These investors may incorporate a direct approach (buying a fledgling business) or getting an equity share (as an angel investor, perhaps) that they expect to rise significantly in value within a short time frame (five years, for instance). They may also make money via passive investing – for example, buying stocks for the long-term and eking out percentage gains year after year, thereby taking advantage of the time element and compounding interest (even if they have limited years to take advantage of it).
Though multi-billion-dollar wealth and multinational companies may not be in your future, they’re certainly not required to build sustainable long-term wealth. As an investor, you should start out by identifying the kind of assets you currently possess: Do you have plenty of time to work with? Do you have a nice inheritance or other funds that you want to start working for you? An understanding of what you have to start with is essential in order to leverage those resources for long-term wealth.
UK-based entrepreneur Jamie Wells started Glasses Direct while he was still in college. He had trouble finding affordable eyeglasses, and used his student loan as start-up capital. His risk paid off – in its first year, Glasses Direct generated more than $2 million in revenue. John Paul DeJoria, who created Paul Mitchell haircare products, got his start selling merchandise door-to-door from the trunk of his car while struggling to make ends meet. Today, his company, John Paul Mitchell Systems, brings in more than $900 million per year in revenue.
Innovators such as Steve Jobs, founder of Apple, and Pierre Omidyar, founder of eBay, built their fortunes by developing new uses for technology. Jobs became a household name by integrating digital technology into everyday life with the iMac, iPod, and iPhone. Omidyar got his start when he began a small online auction website from his home, initially known as “Auction Web.” As of mid-2016, eBay has a market cap of nearly $28 billion, according to Yahoo! Finance.
Although these men were certainly innovators, did Steve Jobs invent handheld electronics? No. Was Pierre Omidyar the first to open an e-commerce website? No. They simply looked at the marketplace, saw a niche that needed to be filled, and let their innovative minds take it from there.

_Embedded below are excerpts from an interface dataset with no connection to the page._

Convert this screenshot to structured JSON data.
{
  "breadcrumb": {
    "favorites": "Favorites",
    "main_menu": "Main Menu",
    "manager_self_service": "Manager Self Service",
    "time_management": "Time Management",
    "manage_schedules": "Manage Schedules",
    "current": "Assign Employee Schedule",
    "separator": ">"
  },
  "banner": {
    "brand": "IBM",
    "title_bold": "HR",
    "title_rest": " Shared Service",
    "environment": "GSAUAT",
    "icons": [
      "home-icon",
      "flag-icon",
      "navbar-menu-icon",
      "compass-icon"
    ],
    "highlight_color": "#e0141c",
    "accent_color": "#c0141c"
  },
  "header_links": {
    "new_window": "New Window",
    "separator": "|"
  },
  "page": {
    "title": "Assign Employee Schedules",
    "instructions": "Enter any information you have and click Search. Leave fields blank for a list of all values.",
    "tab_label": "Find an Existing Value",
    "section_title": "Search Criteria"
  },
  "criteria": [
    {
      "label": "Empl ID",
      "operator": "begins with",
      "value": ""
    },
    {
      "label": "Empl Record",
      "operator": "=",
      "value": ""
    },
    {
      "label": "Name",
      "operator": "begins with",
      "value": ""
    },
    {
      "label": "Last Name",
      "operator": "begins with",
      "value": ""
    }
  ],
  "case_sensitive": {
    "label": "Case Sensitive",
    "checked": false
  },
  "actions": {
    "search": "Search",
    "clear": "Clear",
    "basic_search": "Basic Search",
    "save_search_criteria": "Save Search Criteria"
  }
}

On the investing end, billionaire Warren Buffett, whose net worth as of 2016 is estimated at nearly $70 billion by Marketwatch, began investing at the age of 11. By the time he was 14, he was able to purchase a 40-acre farm in Nebraska, and had saved $5,000 delivering newspapers (more than $50,000 in 2016). Investor and businessman Carl Icahn began working on Wall Street when he was just 23, and at age 32, formed Icahn & Co. securities firm. His 2016 net worth is estimated to be nearly $17 billion, according to Forbes.
All of the above entrepreneurs had very different paths to success. They were all willing to take risks and put themselves out there. None knew that success was guaranteed, but all had passion and drive – key ingredients in anyone’s entrepreneurial stew.
If at first you don’t succeed, try, try again. Famous movie director Steven Spielberg was rejected from film school three times. Huffington Post founder Arianna Huffington’s second book, “After Reason,” was rejected by 36 publishers, according to Success.com. And Thomas Edison is rumored to have tried 10,000 versions of the light bulb before he got it right. They didn’t give up, and neither should you.
But remember that money is only one form of wealth. Your friends, family, and career are all just as real as cold, hard cash, and just as necessary to living a full life. Becoming financially wealthy is a great goal, but it’s not the only goal. In the pursuit of it, make sure you’re not overlooking or risking wealth you already have.
What other qualities are important for building long-term wealth?